*REQUIRED ACTION*. In the records below, some lines hold the word "книги". Copy each of those lines.

═══ TASK INPUT ═══

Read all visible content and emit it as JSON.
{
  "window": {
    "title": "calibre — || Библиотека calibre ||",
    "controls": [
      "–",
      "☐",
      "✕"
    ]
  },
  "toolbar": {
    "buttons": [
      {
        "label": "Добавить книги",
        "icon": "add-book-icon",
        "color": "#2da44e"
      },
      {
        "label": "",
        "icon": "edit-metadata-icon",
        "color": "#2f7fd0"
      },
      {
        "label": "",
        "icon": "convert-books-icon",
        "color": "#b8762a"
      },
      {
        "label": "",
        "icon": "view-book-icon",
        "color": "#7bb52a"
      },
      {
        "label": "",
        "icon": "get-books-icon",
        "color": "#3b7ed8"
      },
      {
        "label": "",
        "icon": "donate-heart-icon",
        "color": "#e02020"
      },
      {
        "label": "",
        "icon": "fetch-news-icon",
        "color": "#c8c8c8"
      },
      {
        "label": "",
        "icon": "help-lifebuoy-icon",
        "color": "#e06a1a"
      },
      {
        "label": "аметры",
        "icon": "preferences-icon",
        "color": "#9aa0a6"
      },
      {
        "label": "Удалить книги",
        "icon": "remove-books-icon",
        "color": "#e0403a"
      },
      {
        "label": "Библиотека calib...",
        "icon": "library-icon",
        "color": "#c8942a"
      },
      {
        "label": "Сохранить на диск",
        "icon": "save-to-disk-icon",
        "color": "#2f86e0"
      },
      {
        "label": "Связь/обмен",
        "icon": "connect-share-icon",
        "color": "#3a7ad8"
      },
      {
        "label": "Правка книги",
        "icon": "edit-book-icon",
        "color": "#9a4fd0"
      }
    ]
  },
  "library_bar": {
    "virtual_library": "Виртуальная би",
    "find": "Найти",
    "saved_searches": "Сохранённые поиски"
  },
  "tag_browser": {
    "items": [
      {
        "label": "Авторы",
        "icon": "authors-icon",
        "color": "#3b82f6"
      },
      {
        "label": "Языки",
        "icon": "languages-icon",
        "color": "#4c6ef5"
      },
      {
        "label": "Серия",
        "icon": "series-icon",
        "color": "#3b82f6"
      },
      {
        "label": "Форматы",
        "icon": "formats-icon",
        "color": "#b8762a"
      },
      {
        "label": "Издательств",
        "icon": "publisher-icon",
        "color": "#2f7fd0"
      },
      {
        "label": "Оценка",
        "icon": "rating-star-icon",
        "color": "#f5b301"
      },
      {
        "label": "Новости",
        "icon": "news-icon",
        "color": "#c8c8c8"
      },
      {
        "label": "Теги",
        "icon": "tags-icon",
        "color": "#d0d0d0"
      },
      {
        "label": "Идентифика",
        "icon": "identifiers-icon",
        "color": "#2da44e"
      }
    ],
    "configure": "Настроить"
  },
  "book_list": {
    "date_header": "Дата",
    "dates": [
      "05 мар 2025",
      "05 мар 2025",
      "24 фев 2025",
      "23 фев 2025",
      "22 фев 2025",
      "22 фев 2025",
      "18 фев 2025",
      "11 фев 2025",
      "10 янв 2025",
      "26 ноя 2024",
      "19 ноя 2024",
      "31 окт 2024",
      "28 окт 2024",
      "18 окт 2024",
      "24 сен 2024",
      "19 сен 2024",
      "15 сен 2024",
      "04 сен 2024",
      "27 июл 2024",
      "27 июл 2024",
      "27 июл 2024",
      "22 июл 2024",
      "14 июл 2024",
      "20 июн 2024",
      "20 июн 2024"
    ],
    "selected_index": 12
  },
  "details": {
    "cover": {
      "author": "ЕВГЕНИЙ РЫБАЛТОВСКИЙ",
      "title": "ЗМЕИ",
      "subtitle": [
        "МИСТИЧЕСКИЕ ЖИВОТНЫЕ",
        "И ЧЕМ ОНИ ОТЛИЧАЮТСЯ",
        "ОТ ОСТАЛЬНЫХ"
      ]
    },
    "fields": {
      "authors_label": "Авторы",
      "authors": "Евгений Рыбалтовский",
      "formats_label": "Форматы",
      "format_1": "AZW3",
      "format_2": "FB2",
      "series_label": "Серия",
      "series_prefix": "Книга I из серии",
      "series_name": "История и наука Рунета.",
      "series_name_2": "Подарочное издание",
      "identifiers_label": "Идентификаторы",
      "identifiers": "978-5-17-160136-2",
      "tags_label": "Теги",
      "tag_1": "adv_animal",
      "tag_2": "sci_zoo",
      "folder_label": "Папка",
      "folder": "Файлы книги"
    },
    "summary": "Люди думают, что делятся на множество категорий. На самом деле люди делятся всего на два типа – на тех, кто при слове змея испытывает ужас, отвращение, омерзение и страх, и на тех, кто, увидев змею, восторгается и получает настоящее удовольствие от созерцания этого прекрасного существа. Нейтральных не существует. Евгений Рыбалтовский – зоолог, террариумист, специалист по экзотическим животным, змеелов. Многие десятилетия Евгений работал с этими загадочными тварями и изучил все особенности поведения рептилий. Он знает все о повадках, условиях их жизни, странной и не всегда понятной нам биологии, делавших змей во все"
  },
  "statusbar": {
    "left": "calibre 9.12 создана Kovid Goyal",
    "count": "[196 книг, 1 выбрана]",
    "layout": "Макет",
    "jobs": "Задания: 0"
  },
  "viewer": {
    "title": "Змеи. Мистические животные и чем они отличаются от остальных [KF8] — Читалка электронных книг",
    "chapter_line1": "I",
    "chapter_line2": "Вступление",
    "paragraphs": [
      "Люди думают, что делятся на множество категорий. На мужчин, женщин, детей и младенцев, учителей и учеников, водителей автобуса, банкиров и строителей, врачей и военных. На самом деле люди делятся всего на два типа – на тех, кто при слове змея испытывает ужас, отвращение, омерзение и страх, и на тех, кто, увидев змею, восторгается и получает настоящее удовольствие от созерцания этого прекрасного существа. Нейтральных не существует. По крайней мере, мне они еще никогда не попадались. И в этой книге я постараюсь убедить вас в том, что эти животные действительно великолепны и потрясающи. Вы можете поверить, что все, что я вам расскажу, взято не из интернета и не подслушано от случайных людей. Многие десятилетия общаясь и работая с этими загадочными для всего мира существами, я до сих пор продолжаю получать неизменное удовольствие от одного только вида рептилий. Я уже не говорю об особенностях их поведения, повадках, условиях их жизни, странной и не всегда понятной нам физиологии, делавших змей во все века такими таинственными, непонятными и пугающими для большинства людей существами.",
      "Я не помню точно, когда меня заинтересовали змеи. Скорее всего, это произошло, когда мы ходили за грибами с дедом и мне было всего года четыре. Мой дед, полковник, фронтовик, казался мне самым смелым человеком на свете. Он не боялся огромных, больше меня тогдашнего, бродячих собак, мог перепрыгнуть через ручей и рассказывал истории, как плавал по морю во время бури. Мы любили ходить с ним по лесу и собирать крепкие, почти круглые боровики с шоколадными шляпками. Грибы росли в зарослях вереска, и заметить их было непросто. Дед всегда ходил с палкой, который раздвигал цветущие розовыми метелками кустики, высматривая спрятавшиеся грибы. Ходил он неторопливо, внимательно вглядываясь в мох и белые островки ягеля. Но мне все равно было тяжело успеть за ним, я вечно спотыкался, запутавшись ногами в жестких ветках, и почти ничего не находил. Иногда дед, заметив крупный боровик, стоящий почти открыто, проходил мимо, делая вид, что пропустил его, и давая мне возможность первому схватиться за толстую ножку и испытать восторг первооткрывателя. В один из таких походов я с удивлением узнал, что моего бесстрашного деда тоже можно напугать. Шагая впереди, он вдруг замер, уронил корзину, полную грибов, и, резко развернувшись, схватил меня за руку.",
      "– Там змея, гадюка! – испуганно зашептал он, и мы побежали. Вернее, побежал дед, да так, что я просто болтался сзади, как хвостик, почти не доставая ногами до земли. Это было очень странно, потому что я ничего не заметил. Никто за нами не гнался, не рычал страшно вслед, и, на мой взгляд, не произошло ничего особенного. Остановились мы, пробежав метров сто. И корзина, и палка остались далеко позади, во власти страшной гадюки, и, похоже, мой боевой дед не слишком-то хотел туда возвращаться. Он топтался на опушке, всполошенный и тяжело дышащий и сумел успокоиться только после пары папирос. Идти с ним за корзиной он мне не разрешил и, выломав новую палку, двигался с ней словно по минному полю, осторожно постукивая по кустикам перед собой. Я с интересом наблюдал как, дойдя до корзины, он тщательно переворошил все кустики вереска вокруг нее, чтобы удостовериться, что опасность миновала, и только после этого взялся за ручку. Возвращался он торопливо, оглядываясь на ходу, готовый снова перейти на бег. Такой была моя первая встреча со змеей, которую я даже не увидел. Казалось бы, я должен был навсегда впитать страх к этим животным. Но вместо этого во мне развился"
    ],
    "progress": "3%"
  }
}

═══

*ANSWER TO THE PROBLEM*.
        "label": "Добавить книги",
        "label": "Удалить книги",
        "label": "Правка книги",
      "folder": "Файлы книги"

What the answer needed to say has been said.